Task goal
Your task is to copy every line of the entries that holds the word "username".
►
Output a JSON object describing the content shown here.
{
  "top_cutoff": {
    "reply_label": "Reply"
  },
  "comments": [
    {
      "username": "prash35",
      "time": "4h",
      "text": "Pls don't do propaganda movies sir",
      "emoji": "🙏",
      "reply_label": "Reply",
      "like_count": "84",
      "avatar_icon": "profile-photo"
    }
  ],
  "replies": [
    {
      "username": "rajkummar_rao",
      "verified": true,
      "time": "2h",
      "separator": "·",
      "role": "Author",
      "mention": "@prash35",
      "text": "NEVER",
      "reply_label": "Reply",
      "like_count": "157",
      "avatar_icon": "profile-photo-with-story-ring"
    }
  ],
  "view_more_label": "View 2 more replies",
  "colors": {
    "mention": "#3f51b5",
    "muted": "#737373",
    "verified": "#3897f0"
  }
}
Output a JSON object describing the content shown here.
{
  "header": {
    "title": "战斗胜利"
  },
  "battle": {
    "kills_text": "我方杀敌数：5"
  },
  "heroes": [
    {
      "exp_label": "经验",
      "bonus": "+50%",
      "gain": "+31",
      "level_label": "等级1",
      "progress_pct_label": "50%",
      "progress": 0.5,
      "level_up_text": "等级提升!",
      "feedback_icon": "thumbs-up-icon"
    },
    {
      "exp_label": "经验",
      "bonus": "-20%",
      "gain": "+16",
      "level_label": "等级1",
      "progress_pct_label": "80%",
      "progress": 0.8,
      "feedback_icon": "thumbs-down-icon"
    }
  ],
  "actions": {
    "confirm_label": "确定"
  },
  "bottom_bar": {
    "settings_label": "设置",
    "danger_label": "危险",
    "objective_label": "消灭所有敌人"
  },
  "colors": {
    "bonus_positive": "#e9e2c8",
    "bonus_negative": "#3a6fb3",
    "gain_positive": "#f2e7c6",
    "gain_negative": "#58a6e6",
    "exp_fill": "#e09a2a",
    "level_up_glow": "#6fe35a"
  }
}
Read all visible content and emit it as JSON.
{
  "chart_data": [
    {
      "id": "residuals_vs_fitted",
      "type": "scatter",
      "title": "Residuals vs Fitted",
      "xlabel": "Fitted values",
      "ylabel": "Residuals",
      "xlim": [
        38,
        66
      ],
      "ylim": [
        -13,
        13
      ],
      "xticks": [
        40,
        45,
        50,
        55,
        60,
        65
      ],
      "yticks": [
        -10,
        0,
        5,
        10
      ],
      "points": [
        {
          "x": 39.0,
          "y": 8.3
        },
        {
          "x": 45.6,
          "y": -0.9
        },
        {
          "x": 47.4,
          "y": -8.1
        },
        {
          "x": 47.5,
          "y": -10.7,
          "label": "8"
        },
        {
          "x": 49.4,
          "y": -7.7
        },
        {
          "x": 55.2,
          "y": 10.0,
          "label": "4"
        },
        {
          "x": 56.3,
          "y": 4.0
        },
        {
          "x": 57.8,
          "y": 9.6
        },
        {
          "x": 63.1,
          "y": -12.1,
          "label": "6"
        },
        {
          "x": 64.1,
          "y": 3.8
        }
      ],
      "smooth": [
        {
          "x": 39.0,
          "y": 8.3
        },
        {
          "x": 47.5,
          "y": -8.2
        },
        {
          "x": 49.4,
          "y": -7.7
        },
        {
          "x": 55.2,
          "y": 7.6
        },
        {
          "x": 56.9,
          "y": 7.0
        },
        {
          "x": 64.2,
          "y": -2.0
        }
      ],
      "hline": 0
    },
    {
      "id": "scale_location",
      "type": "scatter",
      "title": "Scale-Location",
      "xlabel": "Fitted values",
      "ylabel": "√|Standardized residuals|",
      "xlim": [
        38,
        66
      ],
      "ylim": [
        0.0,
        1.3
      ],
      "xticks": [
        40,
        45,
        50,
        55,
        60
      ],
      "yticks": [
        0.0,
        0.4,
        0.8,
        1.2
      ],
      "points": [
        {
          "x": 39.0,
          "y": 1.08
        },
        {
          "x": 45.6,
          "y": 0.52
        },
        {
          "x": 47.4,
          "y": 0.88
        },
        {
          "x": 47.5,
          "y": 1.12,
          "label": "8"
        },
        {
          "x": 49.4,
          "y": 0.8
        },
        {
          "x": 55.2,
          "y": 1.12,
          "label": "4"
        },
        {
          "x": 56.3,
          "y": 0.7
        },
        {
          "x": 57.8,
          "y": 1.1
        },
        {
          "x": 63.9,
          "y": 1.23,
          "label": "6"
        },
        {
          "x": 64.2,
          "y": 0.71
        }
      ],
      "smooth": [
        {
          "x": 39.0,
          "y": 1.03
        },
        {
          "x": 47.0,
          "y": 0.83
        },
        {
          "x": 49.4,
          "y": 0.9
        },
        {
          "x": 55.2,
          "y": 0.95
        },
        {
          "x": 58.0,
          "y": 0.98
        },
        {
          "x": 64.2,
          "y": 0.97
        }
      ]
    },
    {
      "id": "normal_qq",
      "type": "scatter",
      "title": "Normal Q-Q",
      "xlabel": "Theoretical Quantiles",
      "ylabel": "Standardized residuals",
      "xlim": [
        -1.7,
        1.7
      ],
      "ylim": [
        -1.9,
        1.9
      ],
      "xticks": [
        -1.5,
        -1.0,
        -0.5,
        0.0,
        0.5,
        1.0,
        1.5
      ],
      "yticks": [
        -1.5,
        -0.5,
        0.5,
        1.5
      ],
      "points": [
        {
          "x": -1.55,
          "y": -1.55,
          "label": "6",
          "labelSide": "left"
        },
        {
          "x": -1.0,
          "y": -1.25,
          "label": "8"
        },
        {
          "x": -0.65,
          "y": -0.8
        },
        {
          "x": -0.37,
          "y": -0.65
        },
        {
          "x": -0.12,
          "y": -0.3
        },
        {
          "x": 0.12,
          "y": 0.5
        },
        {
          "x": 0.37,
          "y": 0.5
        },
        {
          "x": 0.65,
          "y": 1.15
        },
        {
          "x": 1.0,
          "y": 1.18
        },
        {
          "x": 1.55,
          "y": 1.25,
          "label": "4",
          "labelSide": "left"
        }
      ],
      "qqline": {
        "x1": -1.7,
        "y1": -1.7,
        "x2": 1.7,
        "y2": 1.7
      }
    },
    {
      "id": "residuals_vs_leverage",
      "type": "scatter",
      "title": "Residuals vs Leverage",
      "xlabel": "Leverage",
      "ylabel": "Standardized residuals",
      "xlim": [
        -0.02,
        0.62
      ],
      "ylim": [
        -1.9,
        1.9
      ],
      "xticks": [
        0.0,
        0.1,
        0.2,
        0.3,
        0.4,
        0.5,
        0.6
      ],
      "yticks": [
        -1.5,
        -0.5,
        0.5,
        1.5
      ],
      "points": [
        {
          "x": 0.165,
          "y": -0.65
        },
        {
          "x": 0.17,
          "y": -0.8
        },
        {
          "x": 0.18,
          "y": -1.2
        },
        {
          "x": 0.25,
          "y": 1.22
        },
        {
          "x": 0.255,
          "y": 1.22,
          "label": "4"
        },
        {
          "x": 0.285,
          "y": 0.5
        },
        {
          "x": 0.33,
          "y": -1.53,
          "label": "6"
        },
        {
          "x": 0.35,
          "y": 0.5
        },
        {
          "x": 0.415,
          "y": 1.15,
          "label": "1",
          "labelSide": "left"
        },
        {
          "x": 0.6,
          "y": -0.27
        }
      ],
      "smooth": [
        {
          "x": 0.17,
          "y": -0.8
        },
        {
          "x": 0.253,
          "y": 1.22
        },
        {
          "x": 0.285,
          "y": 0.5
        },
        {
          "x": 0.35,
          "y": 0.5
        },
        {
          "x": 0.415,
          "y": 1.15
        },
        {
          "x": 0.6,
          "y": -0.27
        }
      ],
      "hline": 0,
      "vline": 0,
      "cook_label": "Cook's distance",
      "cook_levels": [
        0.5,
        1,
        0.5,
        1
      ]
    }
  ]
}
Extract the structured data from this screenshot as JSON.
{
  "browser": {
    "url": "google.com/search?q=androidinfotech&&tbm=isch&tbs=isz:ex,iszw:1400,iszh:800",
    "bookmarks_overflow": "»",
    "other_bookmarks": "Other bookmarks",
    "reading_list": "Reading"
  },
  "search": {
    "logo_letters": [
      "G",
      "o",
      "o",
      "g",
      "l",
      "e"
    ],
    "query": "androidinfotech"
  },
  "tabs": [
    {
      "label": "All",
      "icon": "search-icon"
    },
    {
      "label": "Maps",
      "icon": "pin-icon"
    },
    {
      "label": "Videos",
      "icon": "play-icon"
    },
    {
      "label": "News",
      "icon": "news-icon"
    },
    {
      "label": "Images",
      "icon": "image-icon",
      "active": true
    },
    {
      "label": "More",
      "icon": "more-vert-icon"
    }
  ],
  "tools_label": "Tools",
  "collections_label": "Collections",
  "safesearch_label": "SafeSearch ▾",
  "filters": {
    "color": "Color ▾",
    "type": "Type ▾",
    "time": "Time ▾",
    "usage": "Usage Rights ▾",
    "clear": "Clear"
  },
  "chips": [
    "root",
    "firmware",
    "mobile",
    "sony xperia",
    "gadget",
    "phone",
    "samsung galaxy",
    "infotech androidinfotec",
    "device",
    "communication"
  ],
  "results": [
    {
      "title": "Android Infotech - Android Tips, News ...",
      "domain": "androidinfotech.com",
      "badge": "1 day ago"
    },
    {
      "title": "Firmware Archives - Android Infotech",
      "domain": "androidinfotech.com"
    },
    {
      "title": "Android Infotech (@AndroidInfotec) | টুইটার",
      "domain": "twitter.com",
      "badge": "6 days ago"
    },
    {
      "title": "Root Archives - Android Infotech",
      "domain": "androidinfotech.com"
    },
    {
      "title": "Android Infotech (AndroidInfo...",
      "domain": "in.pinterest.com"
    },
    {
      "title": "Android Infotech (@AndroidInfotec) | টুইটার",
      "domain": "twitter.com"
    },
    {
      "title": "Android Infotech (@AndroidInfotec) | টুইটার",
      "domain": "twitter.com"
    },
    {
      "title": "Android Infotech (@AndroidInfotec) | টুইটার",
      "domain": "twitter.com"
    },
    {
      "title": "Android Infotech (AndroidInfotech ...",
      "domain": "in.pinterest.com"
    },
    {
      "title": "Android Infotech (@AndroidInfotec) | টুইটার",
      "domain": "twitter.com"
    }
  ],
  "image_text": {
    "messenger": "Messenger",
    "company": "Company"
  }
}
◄
Final answer
      "username": "prash35",
      "username": "rajkummar_rao",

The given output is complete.